[Supplied records]
>>>

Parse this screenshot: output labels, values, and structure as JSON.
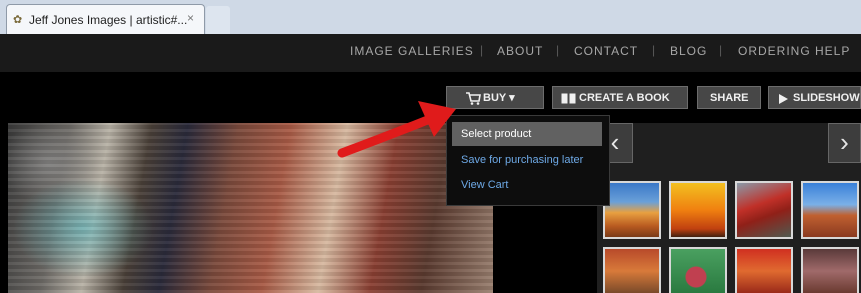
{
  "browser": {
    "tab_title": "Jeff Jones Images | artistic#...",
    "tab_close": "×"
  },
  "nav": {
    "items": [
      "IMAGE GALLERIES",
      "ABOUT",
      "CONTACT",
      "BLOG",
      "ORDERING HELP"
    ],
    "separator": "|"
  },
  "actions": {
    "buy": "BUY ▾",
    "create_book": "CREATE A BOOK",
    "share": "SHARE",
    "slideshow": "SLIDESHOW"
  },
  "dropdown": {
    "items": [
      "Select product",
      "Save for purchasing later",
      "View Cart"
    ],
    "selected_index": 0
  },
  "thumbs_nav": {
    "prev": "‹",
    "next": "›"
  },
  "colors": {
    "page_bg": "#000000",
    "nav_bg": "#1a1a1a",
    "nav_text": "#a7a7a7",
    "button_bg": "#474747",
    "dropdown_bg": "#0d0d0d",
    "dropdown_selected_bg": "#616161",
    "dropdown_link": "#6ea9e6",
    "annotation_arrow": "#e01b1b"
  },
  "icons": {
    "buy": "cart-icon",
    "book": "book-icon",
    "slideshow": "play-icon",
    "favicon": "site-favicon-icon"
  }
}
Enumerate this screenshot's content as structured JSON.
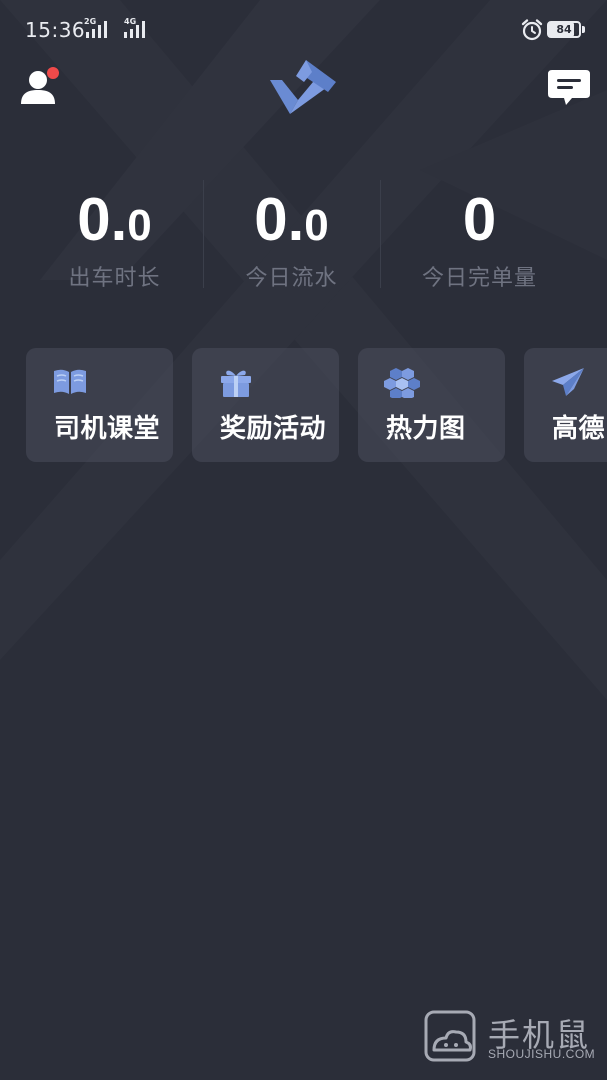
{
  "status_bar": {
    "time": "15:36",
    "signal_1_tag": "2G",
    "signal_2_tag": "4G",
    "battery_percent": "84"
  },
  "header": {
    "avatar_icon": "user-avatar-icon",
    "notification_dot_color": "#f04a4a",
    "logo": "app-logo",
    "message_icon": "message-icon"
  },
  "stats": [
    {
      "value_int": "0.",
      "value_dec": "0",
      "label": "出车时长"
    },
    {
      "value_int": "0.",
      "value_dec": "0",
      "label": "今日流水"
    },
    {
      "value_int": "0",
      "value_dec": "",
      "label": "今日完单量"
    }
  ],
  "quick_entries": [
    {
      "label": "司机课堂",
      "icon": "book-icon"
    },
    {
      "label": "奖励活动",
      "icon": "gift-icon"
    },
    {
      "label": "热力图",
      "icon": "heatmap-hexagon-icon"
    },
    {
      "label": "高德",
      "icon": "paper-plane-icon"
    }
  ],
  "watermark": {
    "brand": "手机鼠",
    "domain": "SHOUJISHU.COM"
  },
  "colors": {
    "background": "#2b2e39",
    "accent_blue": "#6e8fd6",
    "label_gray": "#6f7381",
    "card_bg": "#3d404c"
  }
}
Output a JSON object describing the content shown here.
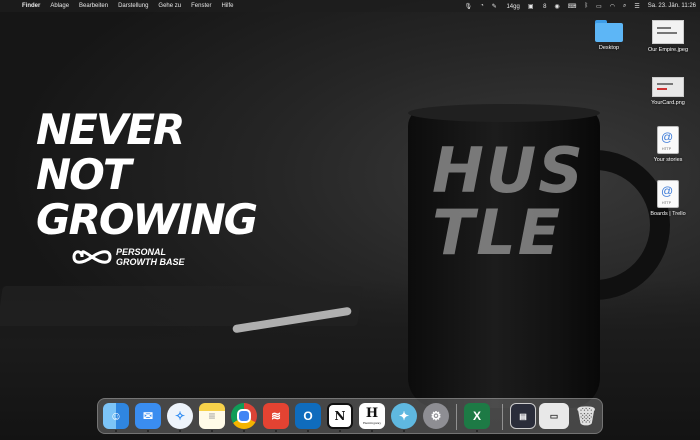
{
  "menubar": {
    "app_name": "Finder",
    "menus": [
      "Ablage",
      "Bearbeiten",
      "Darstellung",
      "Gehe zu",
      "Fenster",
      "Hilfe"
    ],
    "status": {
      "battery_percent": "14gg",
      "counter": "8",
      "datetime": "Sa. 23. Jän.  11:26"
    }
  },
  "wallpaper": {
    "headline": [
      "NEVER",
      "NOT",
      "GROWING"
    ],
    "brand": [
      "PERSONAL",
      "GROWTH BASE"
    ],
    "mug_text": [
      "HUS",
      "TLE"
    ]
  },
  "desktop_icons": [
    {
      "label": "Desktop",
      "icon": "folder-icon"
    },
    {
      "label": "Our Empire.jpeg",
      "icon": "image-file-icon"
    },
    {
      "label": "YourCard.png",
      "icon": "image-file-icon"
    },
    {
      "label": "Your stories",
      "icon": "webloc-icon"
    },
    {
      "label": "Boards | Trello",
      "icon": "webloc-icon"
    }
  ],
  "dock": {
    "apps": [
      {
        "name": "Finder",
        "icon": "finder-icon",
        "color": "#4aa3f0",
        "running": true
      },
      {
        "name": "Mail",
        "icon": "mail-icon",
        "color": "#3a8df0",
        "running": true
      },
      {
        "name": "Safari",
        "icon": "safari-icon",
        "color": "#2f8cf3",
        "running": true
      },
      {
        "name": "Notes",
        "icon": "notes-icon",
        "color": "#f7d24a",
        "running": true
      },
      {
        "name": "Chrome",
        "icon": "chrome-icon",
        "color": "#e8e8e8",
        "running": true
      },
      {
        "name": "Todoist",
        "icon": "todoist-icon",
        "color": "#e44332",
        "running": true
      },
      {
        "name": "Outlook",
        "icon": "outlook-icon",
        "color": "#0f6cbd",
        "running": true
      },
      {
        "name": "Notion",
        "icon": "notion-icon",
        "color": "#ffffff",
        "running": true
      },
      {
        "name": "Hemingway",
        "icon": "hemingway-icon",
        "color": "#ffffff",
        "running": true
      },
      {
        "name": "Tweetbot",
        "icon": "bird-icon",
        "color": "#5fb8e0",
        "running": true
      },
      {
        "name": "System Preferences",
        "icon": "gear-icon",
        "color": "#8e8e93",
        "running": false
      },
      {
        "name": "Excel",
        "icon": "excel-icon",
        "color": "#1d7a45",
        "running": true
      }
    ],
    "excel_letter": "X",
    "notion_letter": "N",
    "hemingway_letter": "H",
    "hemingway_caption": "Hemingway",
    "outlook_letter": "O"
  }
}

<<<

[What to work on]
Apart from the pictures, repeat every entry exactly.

[Your response]
Parse this screenshot: output labels, values, and structure as JSON.
{
  "browser": {
    "tab_title": "Jeff Jones Images | artistic#...",
    "tab_close": "×"
  },
  "nav": {
    "items": [
      "IMAGE GALLERIES",
      "ABOUT",
      "CONTACT",
      "BLOG",
      "ORDERING HELP"
    ],
    "separator": "|"
  },
  "actions": {
    "buy": "BUY ▾",
    "create_book": "CREATE A BOOK",
    "share": "SHARE",
    "slideshow": "SLIDESHOW"
  },
  "dropdown": {
    "items": [
      "Select product",
      "Save for purchasing later",
      "View Cart"
    ],
    "selected_index": 0
  },
  "thumbs_nav": {
    "prev": "‹",
    "next": "›"
  },
  "colors": {
    "page_bg": "#000000",
    "nav_bg": "#1a1a1a",
    "nav_text": "#a7a7a7",
    "button_bg": "#474747",
    "dropdown_bg": "#0d0d0d",
    "dropdown_selected_bg": "#616161",
    "dropdown_link": "#6ea9e6",
    "annotation_arrow": "#e01b1b"
  },
  "icons": {
    "buy": "cart-icon",
    "book": "book-icon",
    "slideshow": "play-icon",
    "favicon": "site-favicon-icon"
  }
}
Enumerate this screenshot's content as structured JSON.
{
  "status_bar": {
    "time": "15:36",
    "signal_1_tag": "2G",
    "signal_2_tag": "4G",
    "battery_percent": "84"
  },
  "header": {
    "avatar_icon": "user-avatar-icon",
    "notification_dot_color": "#f04a4a",
    "logo": "app-logo",
    "message_icon": "message-icon"
  },
  "stats": [
    {
      "value_int": "0.",
      "value_dec": "0",
      "label": "出车时长"
    },
    {
      "value_int": "0.",
      "value_dec": "0",
      "label": "今日流水"
    },
    {
      "value_int": "0",
      "value_dec": "",
      "label": "今日完单量"
    }
  ],
  "quick_entries": [
    {
      "label": "司机课堂",
      "icon": "book-icon"
    },
    {
      "label": "奖励活动",
      "icon": "gift-icon"
    },
    {
      "label": "热力图",
      "icon": "heatmap-hexagon-icon"
    },
    {
      "label": "高德",
      "icon": "paper-plane-icon"
    }
  ],
  "watermark": {
    "brand": "手机鼠",
    "domain": "SHOUJISHU.COM"
  },
  "colors": {
    "background": "#2b2e39",
    "accent_blue": "#6e8fd6",
    "label_gray": "#6f7381",
    "card_bg": "#3d404c"
  }
}
Output a JSON object describing the content shown here.
{
  "menubar": {
    "app_name": "Finder",
    "menus": [
      "Ablage",
      "Bearbeiten",
      "Darstellung",
      "Gehe zu",
      "Fenster",
      "Hilfe"
    ],
    "status": {
      "battery_percent": "14gg",
      "counter": "8",
      "datetime": "Sa. 23. Jän.  11:26"
    }
  },
  "wallpaper": {
    "headline": [
      "NEVER",
      "NOT",
      "GROWING"
    ],
    "brand": [
      "PERSONAL",
      "GROWTH BASE"
    ],
    "mug_text": [
      "HUS",
      "TLE"
    ]
  },
  "desktop_icons": [
    {
      "label": "Desktop",
      "icon": "folder-icon"
    },
    {
      "label": "Our Empire.jpeg",
      "icon": "image-file-icon"
    },
    {
      "label": "YourCard.png",
      "icon": "image-file-icon"
    },
    {
      "label": "Your stories",
      "icon": "webloc-icon"
    },
    {
      "label": "Boards | Trello",
      "icon": "webloc-icon"
    }
  ],
  "dock": {
    "apps": [
      {
        "name": "Finder",
        "icon": "finder-icon",
        "color": "#4aa3f0",
        "running": true
      },
      {
        "name": "Mail",
        "icon": "mail-icon",
        "color": "#3a8df0",
        "running": true
      },
      {
        "name": "Safari",
        "icon": "safari-icon",
        "color": "#2f8cf3",
        "running": true
      },
      {
        "name": "Notes",
        "icon": "notes-icon",
        "color": "#f7d24a",
        "running": true
      },
      {
        "name": "Chrome",
        "icon": "chrome-icon",
        "color": "#e8e8e8",
        "running": true
      },
      {
        "name": "Todoist",
        "icon": "todoist-icon",
        "color": "#e44332",
        "running": true
      },
      {
        "name": "Outlook",
        "icon": "outlook-icon",
        "color": "#0f6cbd",
        "running": true
      },
      {
        "name": "Notion",
        "icon": "notion-icon",
        "color": "#ffffff",
        "running": true
      },
      {
        "name": "Hemingway",
        "icon": "hemingway-icon",
        "color": "#ffffff",
        "running": true
      },
      {
        "name": "Tweetbot",
        "icon": "bird-icon",
        "color": "#5fb8e0",
        "running": true
      },
      {
        "name": "System Preferences",
        "icon": "gear-icon",
        "color": "#8e8e93",
        "running": false
      },
      {
        "name": "Excel",
        "icon": "excel-icon",
        "color": "#1d7a45",
        "running": true
      }
    ],
    "excel_letter": "X",
    "notion_letter": "N",
    "hemingway_letter": "H",
    "hemingway_caption": "Hemingway",
    "outlook_letter": "O"
  }
}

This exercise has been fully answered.